Although numerous reports have suggested Drinkwater’s days are numbered at The Bridge, it appears his salary has put off potential suitors such as Germany’s Schalke 04. Drinkwater will be receiving a pay-packet that reflects his bloated transfer fee, although the 28 year old will in the end have to make a stark choice between being excluded from the majority of matchday squads but continue to pick up his inflated pay packet, or going elsewhere on loan if a deal can be reached where Chelsea will subsidize his wages to play for someone else. The list of Chelsea’s expensive mistakes is long, extensive, and embarrassing.

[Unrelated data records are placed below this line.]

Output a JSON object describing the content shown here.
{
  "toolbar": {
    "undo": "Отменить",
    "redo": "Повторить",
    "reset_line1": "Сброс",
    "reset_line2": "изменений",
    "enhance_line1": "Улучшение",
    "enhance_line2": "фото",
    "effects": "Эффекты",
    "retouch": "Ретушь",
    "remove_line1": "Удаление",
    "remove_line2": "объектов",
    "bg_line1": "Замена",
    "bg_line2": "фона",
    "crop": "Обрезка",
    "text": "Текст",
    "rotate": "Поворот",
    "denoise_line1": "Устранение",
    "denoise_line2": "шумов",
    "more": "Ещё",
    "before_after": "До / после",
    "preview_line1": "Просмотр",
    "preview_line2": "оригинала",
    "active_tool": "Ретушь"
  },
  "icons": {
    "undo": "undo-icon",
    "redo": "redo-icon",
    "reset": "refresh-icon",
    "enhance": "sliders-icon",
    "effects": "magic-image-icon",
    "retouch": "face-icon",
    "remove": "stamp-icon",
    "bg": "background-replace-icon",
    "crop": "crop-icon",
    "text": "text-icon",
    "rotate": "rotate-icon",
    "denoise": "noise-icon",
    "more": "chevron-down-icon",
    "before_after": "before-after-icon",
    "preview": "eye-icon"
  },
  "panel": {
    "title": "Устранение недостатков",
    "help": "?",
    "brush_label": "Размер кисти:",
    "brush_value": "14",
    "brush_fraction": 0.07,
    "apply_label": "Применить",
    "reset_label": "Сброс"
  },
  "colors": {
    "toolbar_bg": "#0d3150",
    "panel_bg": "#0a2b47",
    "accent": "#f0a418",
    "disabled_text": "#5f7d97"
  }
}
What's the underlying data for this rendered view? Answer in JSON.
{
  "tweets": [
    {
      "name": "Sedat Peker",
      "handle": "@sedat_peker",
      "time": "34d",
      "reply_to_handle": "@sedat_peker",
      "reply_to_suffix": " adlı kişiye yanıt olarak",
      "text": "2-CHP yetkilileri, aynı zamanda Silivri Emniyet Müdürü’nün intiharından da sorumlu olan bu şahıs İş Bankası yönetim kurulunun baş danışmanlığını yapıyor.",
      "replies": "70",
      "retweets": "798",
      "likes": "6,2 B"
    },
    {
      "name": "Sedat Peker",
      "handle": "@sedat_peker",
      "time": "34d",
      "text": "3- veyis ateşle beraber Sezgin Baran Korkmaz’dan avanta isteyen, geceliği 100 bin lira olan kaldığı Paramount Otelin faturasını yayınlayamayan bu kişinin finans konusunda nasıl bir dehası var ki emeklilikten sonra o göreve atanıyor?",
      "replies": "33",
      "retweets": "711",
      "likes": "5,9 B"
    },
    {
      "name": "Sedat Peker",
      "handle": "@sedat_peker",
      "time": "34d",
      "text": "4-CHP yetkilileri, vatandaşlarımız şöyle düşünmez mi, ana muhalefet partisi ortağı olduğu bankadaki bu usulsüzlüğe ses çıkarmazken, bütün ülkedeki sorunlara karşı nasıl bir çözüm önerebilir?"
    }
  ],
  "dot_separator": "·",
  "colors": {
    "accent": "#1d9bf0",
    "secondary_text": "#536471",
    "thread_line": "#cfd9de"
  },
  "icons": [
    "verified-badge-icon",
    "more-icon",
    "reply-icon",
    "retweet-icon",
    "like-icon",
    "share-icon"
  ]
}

Sarri has made an impressive start to the 2018/19 Premier League campaign, in some way rebutting accusations of inertia during the pre-season transfer window. Although short of a match-winning striker Chelsea’s squad is strong, and can once more rely on Eden Hazard and Willian, two world-class talents who might have left for pastures new had Conte remained at the helm. With both Ethan Ampadu and especially Cesc Fabregas perhaps above Loftus-Cheek in the midfield pecking order strength in depth within Chelsea’s engine room is beyond doubt. Despite a strong season at Selhurst Park and flashes of promise in Russia this summer Loftus-Cheek’s patience will surely finally run out with his parent club, although it is not clear where a good fit would be for his talents at a stage in the season where most top clubs have long-since finalized their rosters.
An obsession with recruiting foreign managers inevitably holds back the flow of young talent into tier 1 sides such as Chelsea. Wary of the bedding in period needed for youth players within the first team coaches usually opt for tried and tested players like Jorginho, often from their previous clubs, who can supposedly slot straight in and hit the ground running. Drinkwater could arguably be included within this description, although his signing was seen by some as more of a token signing of an English-player whose price-tag represented an acceptable, but expensive risk than money wasted. (Such events perfectly encapsulated the landscape during technical director Michael Emenalo’s time at Chelsea). Premier League teams do not have an obligation to supply Gareth Southgate’s England will a conveyor-belt of talent but nevertheless, there is, or at least should be, a moral responsibility to treat the likes of Loftus-Cheek with respect and identify a clear career path for the player, or let him go to seek suitable, alternative employment.
Ruben Loftus-Cheek could once have been part of the future of Chelsea’s midfield, although the signing of Drinkwater more or less ended such an outcome. Furthermore, the acquisition of Jorginho and unexpected faith placed in Ross Barkley, coupled with the undroppable Kante being pushed further forward once more stations Loftus-Cheek in a footballing no man’s land. Rightly an ambitious man, he should finally accept that through no fault of his own, his Chelsea career is over.